When I was 21 years old, my father passed away. I had just graduated college and was living at home, in the same house my parents had purchased when I was six months old. It was the only home I’d ever really known.
Dad was a major packrat. Or rather, he saw value in things that other people didn’t. So my parents owned a lot of stuff. My mother decided to sell the house, and my sentimentality kicked in. I wasn’t ready to let go of my childhood home, and I’d just scored my first real job making real money. You can probably see where this is going.
Here are just a few of the mistakes I made, in no particular order:
- I could afford to buy it (sort of, barely). So I did. What the hell. Let’s buy a house!
- It was a fixer-upper. I had no experience in fixer-uppering but I somehow thought I was equipped to do this. I was not.
- My mother very well-meaningly left me with a lot of “family things”. Like I said, my parents owned a lot of stuff, and more than half of it stayed with the house. Things that were not mine and were not “me”. I allowed this to happen.
- I started nesting and buying things that I thought you were supposed to have when you owned a house. I shopped Linens N’ Things with wanton abandon, created wishlists and bought a lot of super neato stuff that I absolutely did not need.
- I overestimated how much house I wanted. The house was big. Stupidly big for one person.
It was miserable, and I felt overwhelmed and suffocated. I spent all my time cleaning and everything always felt cluttered. This went on for several years while I tried to wrestle this tide of miscellaneous bullshit, getting more and more unhappy.
Eventually I realized what an incredible idiot I was and decided to put a stop to it.
So I started getting rid of stuff like it was my job. Yard sales. Freecycle. Craigslist. I liquidated most of my life. Hundreds of items. Even those shiny new gadgets. If I didn’t use it like crazy and it wasn’t nailed down, it went. And I never missed a single thing. None of it.
New guidelines for what you should own
I had to learn to set some guidelines for myself and what I wanted my home to look like. They might be useful for you, too, if you are also afraid that you might have too much stuff.
- If you are one person or two people who share a bed, you probably only need one bedroom. You might need two if you have a home office, and that can also double as your guest room. That’s what futons and air mattresses are for! If you are one person and have three or more bedrooms, just stop it.
- If you are one person, you need one bathroom. Two people and one bathroom is also totally doable if you’re cool talking about and/or smelling occasional bathroom odors.

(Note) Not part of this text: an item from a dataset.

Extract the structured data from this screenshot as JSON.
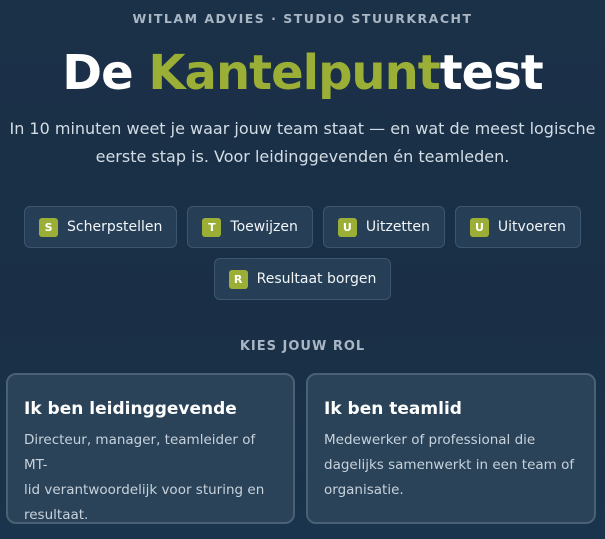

If “Don’t go in there for awhile” is a warning that you cannot bring yourself to give another human then sure, get that extra half bath. For those of us with less shame, one is plenty!
- If you have less dishes and cookware, your kitchen will be cleaner because you will be forced to wash that shit rather than use every plate and bowl you own first. I am convinced that no one ever needs to own more than a service for six. That’s even overkill if you never really entertain. Paper plates once a year for that party will probably not kill you, and if you find that environmentally reprehensible, borrow some dishes from Mom or a friend.
- If you regularly walk into or trip over your furniture when you’re sober, you have too much furniture. Do you sit on that thing? Do you use that thing? Do you love it or did you buy it to fill the space? If it’s not serving you, get rid of it. Your shins will thank you.
- Don’t buy anything in anticipation of needing it. Wait until you have encountered a situation where not having a countertop rotisserie oven has been a real detriment to you. And then buy one.
- Get comfortable with empty space. Not every nook and cranny needs to be filled. A little negative space gives your brain a place to rest. The first day after you clear out a bunch of things feels strange and empty, but in a week you’ll be used to the new space and it’ll feel like home again.
Do you feel like you have too much stuff? Just the right amount of stuff? Too little? What are you going to do about it?